   It is why some of us in the branding profession find solely economic reasons hard to fathom, principally because people are not solely economic creatures. The heart plays as much a role, if not greater sometimes, as the head. Therefore, an argument that, for instance, New Zealand could not have succeeded as a producer of automobiles—an idea entertained in the late 1960s—because of its relatively higher costs falls on deaf ears. For if it were true, then no one would purchase Mercedes-Benzs or Jaguars and the world's population would have turned to the transportation which emerged from East Germany or the Soviet Union between the 1960s and the fall of communism in eastern Europe.
   Arguments that a country would not have been able to create a marketable brand in a short time are also nonsense, when one considers Acura and Lexus. MG and Jaguar didn't take that long to become established in the United States.
   These thoughts now apply to the small- and medium-sized businesses throughout Europe that should provide a boost to the branding profession. The discipline is partly about creating those additional emotional reasons for product purchase. But branding a product alone is useless without consideration of the organization behind it. Branding, as has been said in this publication over the years, encompasses all the ways the organization communicates and symbolizes itself to all of its audiences. That means that higher-cost German producer of Product X isn't going to win the French importer's share of mind with a recognizable good. Everything about the German company will have to be genuine: it must communicate its values honestly to the importer, it must behave in the right way, it must be customer-oriented—as well as putting out the right product.
   How the process takes place has been discussed in our other studies, but a quick recap is in order. The German company gets its vision in line with what it's really like. It finds out how to bridge the gap between that and the audiences. It brings the brand into line, taking the opportunity to get staff on side. Then it communicates the brand externally, leading to a better image, improved chances at sales and improved performance.
   The contest for the importer's heart and mind is going to be fought by the Italian company, too. What strategies could it adopt? It could include the low-cost nature of its production into the branding. This may hurt the chance at earning premiums on the profit but it may prove successful given the right type of firm during a recession. It might stress, if the country image is complementary, Product X's origins. Aiming for an image of a futuristic producer or other strategies could come into play.
   For both firms, branding studies will be required, not only to understand themselves, but to understand the requirements of the customer. How will things be perceived by a French industrialist aged 45 from Rennes making the decision? The questions need not be that specific, but an understanding of industry behaviours—much of which might already lie in the producers' existing knowledge—and what and how designs have traditionally influenced that industry through a competitive and historical study of that sector will be necessary.
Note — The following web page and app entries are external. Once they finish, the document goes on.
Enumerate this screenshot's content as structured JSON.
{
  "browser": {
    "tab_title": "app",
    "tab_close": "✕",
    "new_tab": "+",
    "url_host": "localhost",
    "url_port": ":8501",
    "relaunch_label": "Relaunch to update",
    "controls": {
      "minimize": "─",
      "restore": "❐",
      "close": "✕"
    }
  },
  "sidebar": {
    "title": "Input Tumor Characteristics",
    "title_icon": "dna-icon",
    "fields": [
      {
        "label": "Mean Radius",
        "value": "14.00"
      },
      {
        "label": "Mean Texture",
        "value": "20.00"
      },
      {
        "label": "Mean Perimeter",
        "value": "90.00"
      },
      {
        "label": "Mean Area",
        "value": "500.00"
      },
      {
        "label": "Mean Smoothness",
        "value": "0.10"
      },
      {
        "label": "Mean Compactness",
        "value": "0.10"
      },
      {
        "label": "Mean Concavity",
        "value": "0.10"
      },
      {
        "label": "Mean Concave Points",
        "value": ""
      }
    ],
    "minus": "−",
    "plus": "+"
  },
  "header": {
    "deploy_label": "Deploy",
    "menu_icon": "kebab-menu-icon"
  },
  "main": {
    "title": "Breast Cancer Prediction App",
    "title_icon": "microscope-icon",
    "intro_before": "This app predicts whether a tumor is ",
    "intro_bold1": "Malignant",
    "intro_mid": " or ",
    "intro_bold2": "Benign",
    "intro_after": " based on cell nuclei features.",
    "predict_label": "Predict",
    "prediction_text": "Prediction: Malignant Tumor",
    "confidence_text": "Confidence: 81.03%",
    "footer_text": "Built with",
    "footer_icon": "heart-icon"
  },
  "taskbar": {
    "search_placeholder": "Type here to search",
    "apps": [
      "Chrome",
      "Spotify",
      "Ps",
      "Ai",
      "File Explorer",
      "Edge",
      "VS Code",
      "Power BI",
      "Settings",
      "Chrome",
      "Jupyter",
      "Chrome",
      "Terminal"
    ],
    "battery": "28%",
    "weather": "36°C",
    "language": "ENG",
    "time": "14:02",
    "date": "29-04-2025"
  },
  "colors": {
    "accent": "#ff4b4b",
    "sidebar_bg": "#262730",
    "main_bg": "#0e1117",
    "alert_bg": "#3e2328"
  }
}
   Already it's clear how extensive branding can become. Further, the need for companies to incorporate branding properly into their systems has become greater with the euro zone's arrival.
   Brand experts themselves need to begin differentiating. For instance, advertising agencies, often champions of the brand, are regularly indistinguishable. The winners will exercise, just as branding believes, a mixture of economic and emotive factors. To win this great promised clientèle of European firms—or any firm wishing to sell into the euro zone—the identity and branding companies will need to practise what they preach. The New Year is going to be either a bonanza or a death-knell, depending on how the profession approaches this unique opportunity. •